[[ Data section open ]]

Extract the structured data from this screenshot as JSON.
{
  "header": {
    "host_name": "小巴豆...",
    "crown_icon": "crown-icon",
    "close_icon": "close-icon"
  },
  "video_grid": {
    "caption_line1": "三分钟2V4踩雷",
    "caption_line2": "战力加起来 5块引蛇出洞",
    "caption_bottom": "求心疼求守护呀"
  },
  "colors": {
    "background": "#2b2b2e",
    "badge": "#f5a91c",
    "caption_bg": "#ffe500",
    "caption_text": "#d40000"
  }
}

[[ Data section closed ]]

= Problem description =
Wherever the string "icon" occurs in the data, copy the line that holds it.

= Solution to the exercise =
    "crown_icon": "crown-icon",
    "close_icon": "close-icon"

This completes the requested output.